    10. Rodrik, Dani, 1995. "Political economy of trade policy," Handbook of International Economics,in: G. M. Grossman & K. Rogoff (ed.), Handbook of International Economics, edition 1, volume 3, chapter 28, pages 1457-1494 Elsevier.
    11. Takacs, Wendy E, 1981. "Pressures for Protectionism: An Empirical Analysis," Economic Inquiry, Western Economic Association International, vol. 19(4), pages 687-693, October.
    Full references (including those not matched with items on IDEAS)

    Citations

    Citations are extracted by the CitEc Project, subscribe to its RSS feed for this item.
    as


    Cited by:

    1. Seung-Hyun Lee & Yoon-Suk Baik, 2010. "Corporate Lobbying in Antidumping Cases: Looking into the Continued Dumping and Subsidy Offset Act," Journal of Business Ethics, Springer, vol. 96(3), pages 467-478, October.
    2. Avsar, Veysel, 2014. "Partisanship and antidumping," Economic Modelling, Elsevier, vol. 38(C), pages 190-195.
    3. Philip G. Gayle & Thitima Puttitanun, 2009. "Has the Byrd Amendment Affected US Imports?," The World Economy, Wiley Blackwell, vol. 32(4), pages 629-642, April.
    4. Benjamin H. Liebman & Kara M. Reynolds, 2006. "The returns from rent-seeking: campaign contributions, firm subsidies and the Byrd Amendment," Canadian Journal of Economics, Canadian Economics Association, vol. 39(4), pages 1345-1369, November.
    5. Kara M. Reynolds, 2005. "Anticipated versus Realized Benefits: Can Event Studies Be Used To Predict the Impact of New Regulations?," International Trade 0512005, EconWPA.
    6. Benjamin Liebman & Kasaundra Tomlin, 2015. "World Trade Organization sanctions, implementation, and retaliation," Empirical Economics, Springer, vol. 48(2), pages 715-745, March.

    More about this item

    Keywords

    antidumping; Byrd Amendment; rent-seeking; free-riding; trade protection;

    JEL classification:

    • F1 - International Economics - - Trade
    • F2 - International Economics - - International Factor Movements and International Business

    NEP fields

    This paper has been announced in the following NEP Reports:

    Statistics

    Access and download statistics

    Corrections

    All material on this site has been provided by the respective publishers and authors.

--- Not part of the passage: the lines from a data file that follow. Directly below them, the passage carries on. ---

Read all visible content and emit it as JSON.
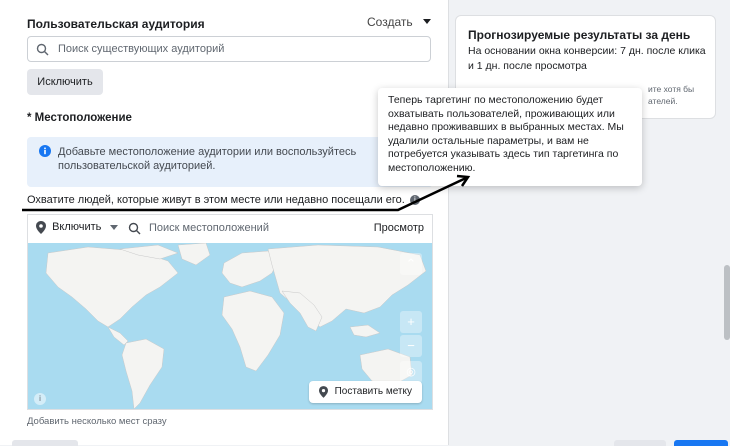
{
  "audience": {
    "title": "Пользовательская аудитория",
    "create_label": "Создать",
    "search_placeholder": "Поиск существующих аудиторий",
    "exclude_label": "Исключить"
  },
  "location": {
    "title": "* Местоположение",
    "info_text": "Добавьте местоположение аудитории или воспользуйтесь пользовательской аудиторией.",
    "reach_text": "Охватите людей, которые живут в этом месте или недавно посещали его.",
    "include_label": "Включить",
    "search_placeholder": "Поиск местоположений",
    "view_label": "Просмотр",
    "pin_label": "Поставить метку",
    "bulk_hint": "Добавить несколько мест сразу"
  },
  "results": {
    "title": "Прогнозируемые результаты за день",
    "subtitle": "На основании окна конверсии: 7 дн. после клика и 1 дн. после просмотра",
    "partial_line1": "ите хотя бы",
    "partial_line2": "ателей."
  },
  "tooltip": {
    "text": "Теперь таргетинг по местоположению будет охватывать пользователей, проживающих или недавно проживавших в выбранных местах. Мы удалили остальные параметры, и вам не потребуется указывать здесь тип таргетинга по местоположению."
  },
  "colors": {
    "info_icon": "#1877f2",
    "primary_button": "#1877f2",
    "map_water": "#a9dbf0",
    "map_land": "#f4f4f2"
  }
}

You can help correct errors and omissions. When requesting a correction, please mention this item's handle: RePEc:wpa:wuwpit:0407005. See general information about how to correct material in RePEc.

    For technical questions regarding this item, or to correct its authors, title, abstract, bibliographic or download information, contact: (EconWPA). General contact details of provider: http://econwpa.repec.org .

    If you have authored this item and are not yet registered with RePEc, we encourage you to do it here. This allows to link your profile to this item. It also allows you to accept potential citations to this item that we are uncertain about.

    If CitEc recognized a reference but did not link an item in RePEc to it, you can help with this form .

    If you know of missing items citing this one, you can help us creating those links by adding the relevant references in the same way as above, for each refering item. If you are a registered author of this item, you may also want to check the "citations" tab in your RePEc Author Service profile, as there may be some citations waiting for confirmation.

    Please note that corrections may take a couple of weeks to filter through the various RePEc services.

    IDEAS is a RePEc service hosted by the Research Division of the Federal Reserve Bank of St. Louis . RePEc uses bibliographic data supplied by the respective publishers.